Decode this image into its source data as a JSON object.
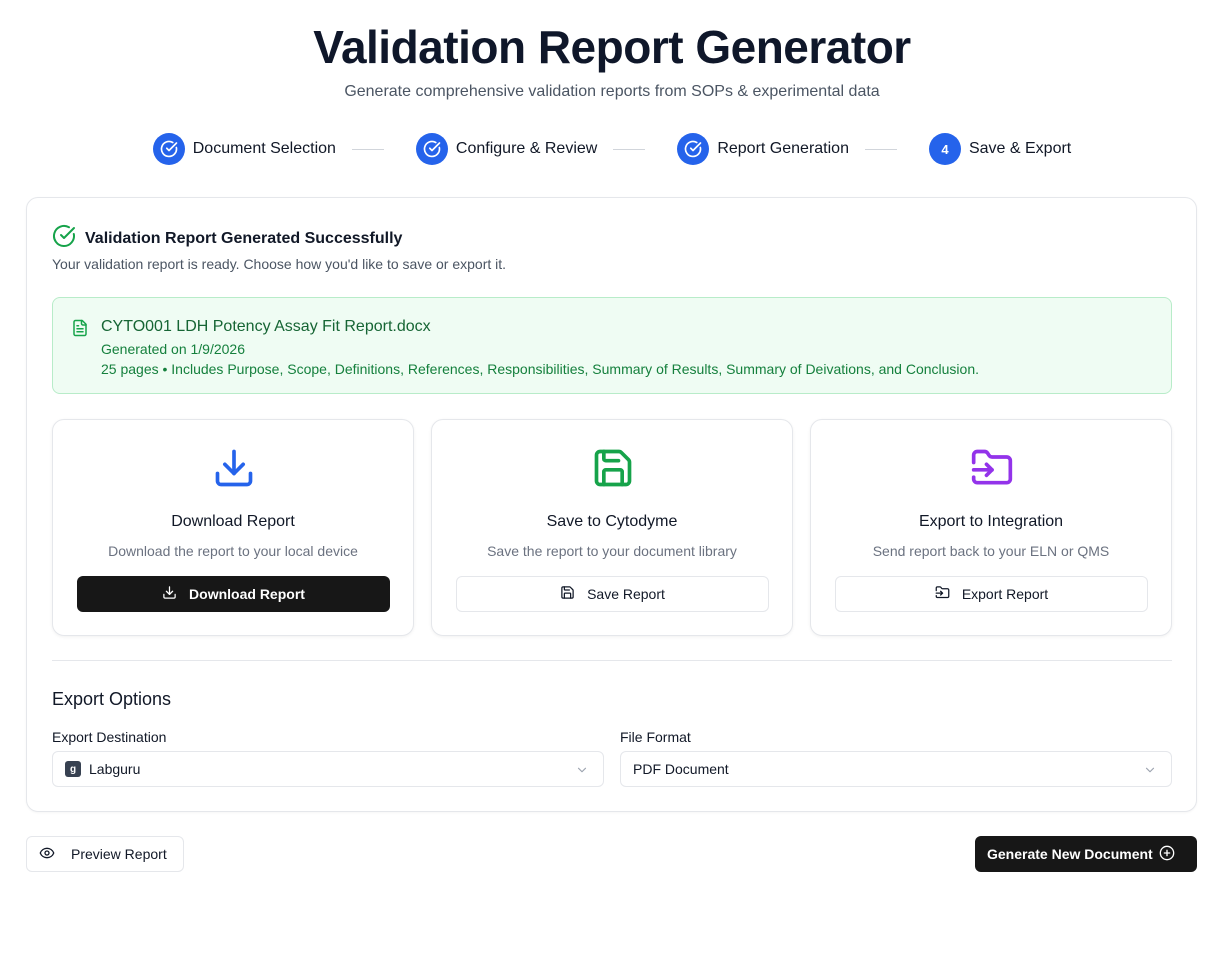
{
  "header": {
    "title": "Validation Report Generator",
    "subtitle": "Generate comprehensive validation reports from SOPs & experimental data"
  },
  "steps": [
    {
      "label": "Document Selection",
      "status": "complete"
    },
    {
      "label": "Configure & Review",
      "status": "complete"
    },
    {
      "label": "Report Generation",
      "status": "complete"
    },
    {
      "label": "Save & Export",
      "status": "current",
      "number": "4"
    }
  ],
  "success": {
    "title": "Validation Report Generated Successfully",
    "description": "Your validation report is ready. Choose how you'd like to save or export it."
  },
  "file": {
    "name": "CYTO001 LDH Potency Assay Fit Report.docx",
    "generated": "Generated on 1/9/2026",
    "meta": "25 pages • Includes Purpose, Scope, Definitions, References, Responsibilities, Summary of Results, Summary of Deivations, and Conclusion."
  },
  "options": [
    {
      "title": "Download Report",
      "description": "Download the report to your local device",
      "button": "Download Report",
      "icon": "download-icon",
      "color": "#2563eb"
    },
    {
      "title": "Save to Cytodyme",
      "description": "Save the report to your document library",
      "button": "Save Report",
      "icon": "save-icon",
      "color": "#16a34a"
    },
    {
      "title": "Export to Integration",
      "description": "Send report back to your ELN or QMS",
      "button": "Export Report",
      "icon": "folder-export-icon",
      "color": "#9333ea"
    }
  ],
  "export": {
    "title": "Export Options",
    "destination_label": "Export Destination",
    "destination_value": "Labguru",
    "format_label": "File Format",
    "format_value": "PDF Document"
  },
  "footer": {
    "preview": "Preview Report",
    "generate": "Generate New Document"
  }
}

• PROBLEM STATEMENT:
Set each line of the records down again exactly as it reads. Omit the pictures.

• WRITTEN ANSWER:
Decode this image into its source data as a JSON object.
{
  "header": {
    "title": "Validation Report Generator",
    "subtitle": "Generate comprehensive validation reports from SOPs & experimental data"
  },
  "steps": [
    {
      "label": "Document Selection",
      "status": "complete"
    },
    {
      "label": "Configure & Review",
      "status": "complete"
    },
    {
      "label": "Report Generation",
      "status": "complete"
    },
    {
      "label": "Save & Export",
      "status": "current",
      "number": "4"
    }
  ],
  "success": {
    "title": "Validation Report Generated Successfully",
    "description": "Your validation report is ready. Choose how you'd like to save or export it."
  },
  "file": {
    "name": "CYTO001 LDH Potency Assay Fit Report.docx",
    "generated": "Generated on 1/9/2026",
    "meta": "25 pages • Includes Purpose, Scope, Definitions, References, Responsibilities, Summary of Results, Summary of Deivations, and Conclusion."
  },
  "options": [
    {
      "title": "Download Report",
      "description": "Download the report to your local device",
      "button": "Download Report",
      "icon": "download-icon",
      "color": "#2563eb"
    },
    {
      "title": "Save to Cytodyme",
      "description": "Save the report to your document library",
      "button": "Save Report",
      "icon": "save-icon",
      "color": "#16a34a"
    },
    {
      "title": "Export to Integration",
      "description": "Send report back to your ELN or QMS",
      "button": "Export Report",
      "icon": "folder-export-icon",
      "color": "#9333ea"
    }
  ],
  "export": {
    "title": "Export Options",
    "destination_label": "Export Destination",
    "destination_value": "Labguru",
    "format_label": "File Format",
    "format_value": "PDF Document"
  },
  "footer": {
    "preview": "Preview Report",
    "generate": "Generate New Document"
  }
}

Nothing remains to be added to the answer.